• **MATERIAL FOR THIS TASK**

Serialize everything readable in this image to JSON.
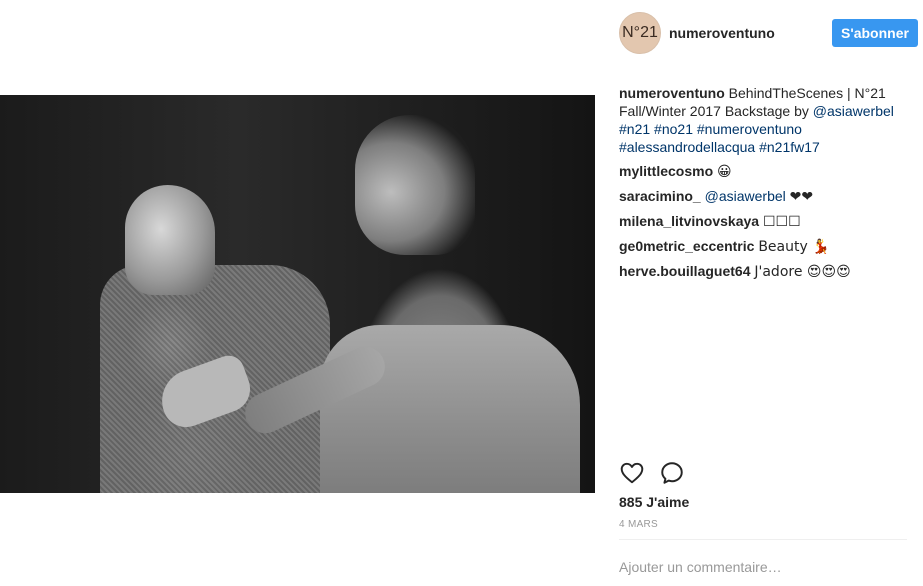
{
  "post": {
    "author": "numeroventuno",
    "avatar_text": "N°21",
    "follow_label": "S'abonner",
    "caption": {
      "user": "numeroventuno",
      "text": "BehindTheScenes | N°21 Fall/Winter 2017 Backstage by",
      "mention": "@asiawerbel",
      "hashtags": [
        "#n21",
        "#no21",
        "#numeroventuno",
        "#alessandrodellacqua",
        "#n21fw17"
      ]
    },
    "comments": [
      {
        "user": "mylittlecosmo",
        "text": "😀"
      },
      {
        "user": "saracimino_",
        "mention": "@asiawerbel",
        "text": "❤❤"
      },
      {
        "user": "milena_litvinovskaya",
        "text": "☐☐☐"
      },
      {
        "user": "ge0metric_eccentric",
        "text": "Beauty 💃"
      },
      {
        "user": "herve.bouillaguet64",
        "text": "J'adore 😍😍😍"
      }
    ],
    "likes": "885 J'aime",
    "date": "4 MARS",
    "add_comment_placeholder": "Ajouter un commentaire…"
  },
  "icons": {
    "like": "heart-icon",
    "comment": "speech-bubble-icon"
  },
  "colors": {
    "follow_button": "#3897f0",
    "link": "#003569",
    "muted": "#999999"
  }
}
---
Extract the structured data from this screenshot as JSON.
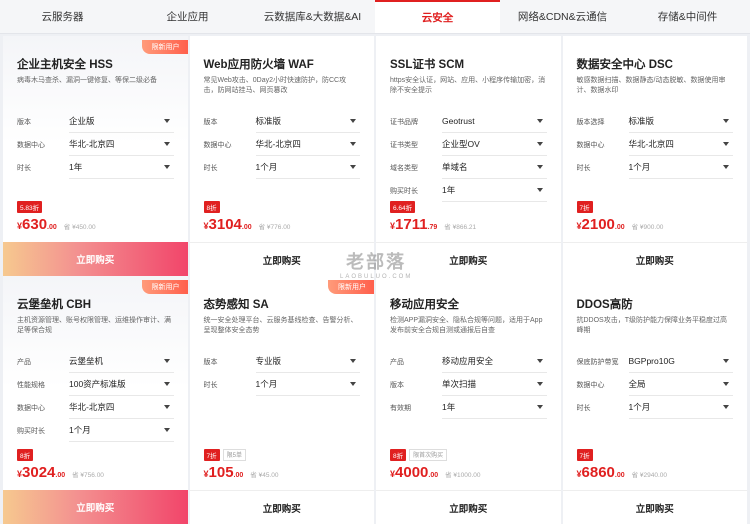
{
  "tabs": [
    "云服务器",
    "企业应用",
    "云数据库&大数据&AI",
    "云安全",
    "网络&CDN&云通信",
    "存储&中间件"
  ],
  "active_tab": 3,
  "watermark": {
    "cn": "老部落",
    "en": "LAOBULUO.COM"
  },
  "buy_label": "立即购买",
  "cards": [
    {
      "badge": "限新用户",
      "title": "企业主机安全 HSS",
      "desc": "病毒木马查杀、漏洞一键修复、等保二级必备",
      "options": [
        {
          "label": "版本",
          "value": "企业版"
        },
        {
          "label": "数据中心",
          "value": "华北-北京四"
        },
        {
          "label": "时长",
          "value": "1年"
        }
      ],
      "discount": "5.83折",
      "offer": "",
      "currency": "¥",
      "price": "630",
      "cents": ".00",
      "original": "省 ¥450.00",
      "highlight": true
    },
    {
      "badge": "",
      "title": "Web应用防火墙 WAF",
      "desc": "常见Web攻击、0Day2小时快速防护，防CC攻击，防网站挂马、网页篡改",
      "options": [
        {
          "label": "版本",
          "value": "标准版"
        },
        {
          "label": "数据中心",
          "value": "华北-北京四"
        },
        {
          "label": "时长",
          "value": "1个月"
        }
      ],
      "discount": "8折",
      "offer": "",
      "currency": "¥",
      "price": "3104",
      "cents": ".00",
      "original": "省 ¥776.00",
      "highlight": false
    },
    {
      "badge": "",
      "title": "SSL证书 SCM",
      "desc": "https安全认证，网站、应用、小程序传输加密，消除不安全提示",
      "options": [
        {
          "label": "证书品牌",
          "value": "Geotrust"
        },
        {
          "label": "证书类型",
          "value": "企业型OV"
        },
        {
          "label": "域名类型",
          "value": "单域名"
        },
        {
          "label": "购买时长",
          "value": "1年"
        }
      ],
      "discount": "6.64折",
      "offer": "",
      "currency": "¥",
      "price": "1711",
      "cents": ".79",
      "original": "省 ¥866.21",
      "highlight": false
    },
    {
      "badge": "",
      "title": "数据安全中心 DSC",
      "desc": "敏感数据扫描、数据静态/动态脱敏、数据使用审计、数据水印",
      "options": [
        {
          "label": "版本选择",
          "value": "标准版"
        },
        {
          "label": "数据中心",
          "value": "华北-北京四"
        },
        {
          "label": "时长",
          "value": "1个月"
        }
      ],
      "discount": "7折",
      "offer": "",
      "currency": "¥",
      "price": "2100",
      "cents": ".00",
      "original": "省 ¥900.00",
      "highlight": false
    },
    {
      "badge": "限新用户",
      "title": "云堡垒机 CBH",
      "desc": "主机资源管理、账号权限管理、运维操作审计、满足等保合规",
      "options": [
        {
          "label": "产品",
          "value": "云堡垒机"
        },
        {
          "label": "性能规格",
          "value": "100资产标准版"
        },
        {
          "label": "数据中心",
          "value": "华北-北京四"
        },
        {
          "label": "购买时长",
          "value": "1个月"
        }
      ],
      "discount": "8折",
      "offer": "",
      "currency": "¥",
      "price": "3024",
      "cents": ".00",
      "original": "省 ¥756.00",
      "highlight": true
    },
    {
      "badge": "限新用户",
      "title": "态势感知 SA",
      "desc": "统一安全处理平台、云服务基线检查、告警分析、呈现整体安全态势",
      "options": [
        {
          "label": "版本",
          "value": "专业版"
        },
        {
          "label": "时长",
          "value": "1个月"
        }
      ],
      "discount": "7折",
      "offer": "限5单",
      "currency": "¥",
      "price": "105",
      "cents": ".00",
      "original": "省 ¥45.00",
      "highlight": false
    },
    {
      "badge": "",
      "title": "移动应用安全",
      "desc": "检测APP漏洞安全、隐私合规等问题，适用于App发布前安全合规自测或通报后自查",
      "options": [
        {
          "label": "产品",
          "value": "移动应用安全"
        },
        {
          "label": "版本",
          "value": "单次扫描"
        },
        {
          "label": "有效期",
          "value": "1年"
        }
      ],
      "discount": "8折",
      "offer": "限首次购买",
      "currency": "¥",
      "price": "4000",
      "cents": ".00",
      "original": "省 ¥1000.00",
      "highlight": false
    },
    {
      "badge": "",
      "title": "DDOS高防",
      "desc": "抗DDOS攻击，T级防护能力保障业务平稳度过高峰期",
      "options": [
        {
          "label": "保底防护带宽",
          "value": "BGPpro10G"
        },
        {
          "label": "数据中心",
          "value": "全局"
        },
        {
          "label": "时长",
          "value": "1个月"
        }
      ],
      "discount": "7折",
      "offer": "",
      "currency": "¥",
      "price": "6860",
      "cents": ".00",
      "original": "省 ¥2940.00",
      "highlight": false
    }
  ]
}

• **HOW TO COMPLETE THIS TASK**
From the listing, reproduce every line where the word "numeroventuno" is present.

• **RESPONSE TO THE EXERCISE**
    "author": "numeroventuno",
      "user": "numeroventuno",
        "#numeroventuno",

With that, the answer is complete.